**TASK REQUIREMENTS:** Line by line, print the records exactly.

**** EXTRACTED MATERIAL ****

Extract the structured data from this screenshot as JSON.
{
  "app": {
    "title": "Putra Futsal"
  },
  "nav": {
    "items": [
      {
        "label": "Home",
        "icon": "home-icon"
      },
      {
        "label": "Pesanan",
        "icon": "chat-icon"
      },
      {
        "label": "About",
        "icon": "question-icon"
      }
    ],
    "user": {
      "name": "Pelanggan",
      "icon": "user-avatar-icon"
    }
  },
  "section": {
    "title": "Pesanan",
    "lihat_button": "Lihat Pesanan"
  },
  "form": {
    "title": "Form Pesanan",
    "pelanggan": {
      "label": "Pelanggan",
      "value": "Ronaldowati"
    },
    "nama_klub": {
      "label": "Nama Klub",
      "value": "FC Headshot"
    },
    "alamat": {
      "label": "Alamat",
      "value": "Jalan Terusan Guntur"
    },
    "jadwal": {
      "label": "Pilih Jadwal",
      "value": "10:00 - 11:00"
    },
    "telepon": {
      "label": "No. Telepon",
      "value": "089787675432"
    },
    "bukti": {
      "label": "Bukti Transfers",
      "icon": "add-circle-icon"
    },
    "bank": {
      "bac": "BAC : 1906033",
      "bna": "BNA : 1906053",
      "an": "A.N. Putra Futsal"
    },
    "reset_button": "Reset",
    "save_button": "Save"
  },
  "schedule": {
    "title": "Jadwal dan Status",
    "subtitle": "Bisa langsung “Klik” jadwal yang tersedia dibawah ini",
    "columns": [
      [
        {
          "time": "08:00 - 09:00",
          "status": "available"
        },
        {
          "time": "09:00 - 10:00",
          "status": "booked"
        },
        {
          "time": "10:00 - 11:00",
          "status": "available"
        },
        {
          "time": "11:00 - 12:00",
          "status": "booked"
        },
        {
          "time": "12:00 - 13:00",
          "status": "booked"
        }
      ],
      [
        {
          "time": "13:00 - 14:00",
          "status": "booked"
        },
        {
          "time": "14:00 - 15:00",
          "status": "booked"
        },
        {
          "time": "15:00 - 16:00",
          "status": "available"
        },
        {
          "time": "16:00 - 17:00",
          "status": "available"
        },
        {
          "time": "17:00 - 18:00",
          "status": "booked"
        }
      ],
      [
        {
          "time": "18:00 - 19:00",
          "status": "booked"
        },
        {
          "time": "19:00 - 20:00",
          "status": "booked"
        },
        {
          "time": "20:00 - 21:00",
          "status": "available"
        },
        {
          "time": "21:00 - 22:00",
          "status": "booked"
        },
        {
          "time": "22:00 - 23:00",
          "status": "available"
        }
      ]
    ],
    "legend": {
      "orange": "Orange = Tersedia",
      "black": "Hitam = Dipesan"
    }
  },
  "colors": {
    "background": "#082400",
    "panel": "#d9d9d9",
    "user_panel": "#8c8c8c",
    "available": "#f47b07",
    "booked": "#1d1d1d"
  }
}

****

**PROBLEM SOLUTION:**
Extract the structured data from this screenshot as JSON.
{
  "app": {
    "title": "Putra Futsal"
  },
  "nav": {
    "items": [
      {
        "label": "Home",
        "icon": "home-icon"
      },
      {
        "label": "Pesanan",
        "icon": "chat-icon"
      },
      {
        "label": "About",
        "icon": "question-icon"
      }
    ],
    "user": {
      "name": "Pelanggan",
      "icon": "user-avatar-icon"
    }
  },
  "section": {
    "title": "Pesanan",
    "lihat_button": "Lihat Pesanan"
  },
  "form": {
    "title": "Form Pesanan",
    "pelanggan": {
      "label": "Pelanggan",
      "value": "Ronaldowati"
    },
    "nama_klub": {
      "label": "Nama Klub",
      "value": "FC Headshot"
    },
    "alamat": {
      "label": "Alamat",
      "value": "Jalan Terusan Guntur"
    },
    "jadwal": {
      "label": "Pilih Jadwal",
      "value": "10:00 - 11:00"
    },
    "telepon": {
      "label": "No. Telepon",
      "value": "089787675432"
    },
    "bukti": {
      "label": "Bukti Transfers",
      "icon": "add-circle-icon"
    },
    "bank": {
      "bac": "BAC : 1906033",
      "bna": "BNA : 1906053",
      "an": "A.N. Putra Futsal"
    },
    "reset_button": "Reset",
    "save_button": "Save"
  },
  "schedule": {
    "title": "Jadwal dan Status",
    "subtitle": "Bisa langsung “Klik” jadwal yang tersedia dibawah ini",
    "columns": [
      [
        {
          "time": "08:00 - 09:00",
          "status": "available"
        },
        {
          "time": "09:00 - 10:00",
          "status": "booked"
        },
        {
          "time": "10:00 - 11:00",
          "status": "available"
        },
        {
          "time": "11:00 - 12:00",
          "status": "booked"
        },
        {
          "time": "12:00 - 13:00",
          "status": "booked"
        }
      ],
      [
        {
          "time": "13:00 - 14:00",
          "status": "booked"
        },
        {
          "time": "14:00 - 15:00",
          "status": "booked"
        },
        {
          "time": "15:00 - 16:00",
          "status": "available"
        },
        {
          "time": "16:00 - 17:00",
          "status": "available"
        },
        {
          "time": "17:00 - 18:00",
          "status": "booked"
        }
      ],
      [
        {
          "time": "18:00 - 19:00",
          "status": "booked"
        },
        {
          "time": "19:00 - 20:00",
          "status": "booked"
        },
        {
          "time": "20:00 - 21:00",
          "status": "available"
        },
        {
          "time": "21:00 - 22:00",
          "status": "booked"
        },
        {
          "time": "22:00 - 23:00",
          "status": "available"
        }
      ]
    ],
    "legend": {
      "orange": "Orange = Tersedia",
      "black": "Hitam = Dipesan"
    }
  },
  "colors": {
    "background": "#082400",
    "panel": "#d9d9d9",
    "user_panel": "#8c8c8c",
    "available": "#f47b07",
    "booked": "#1d1d1d"
  }
}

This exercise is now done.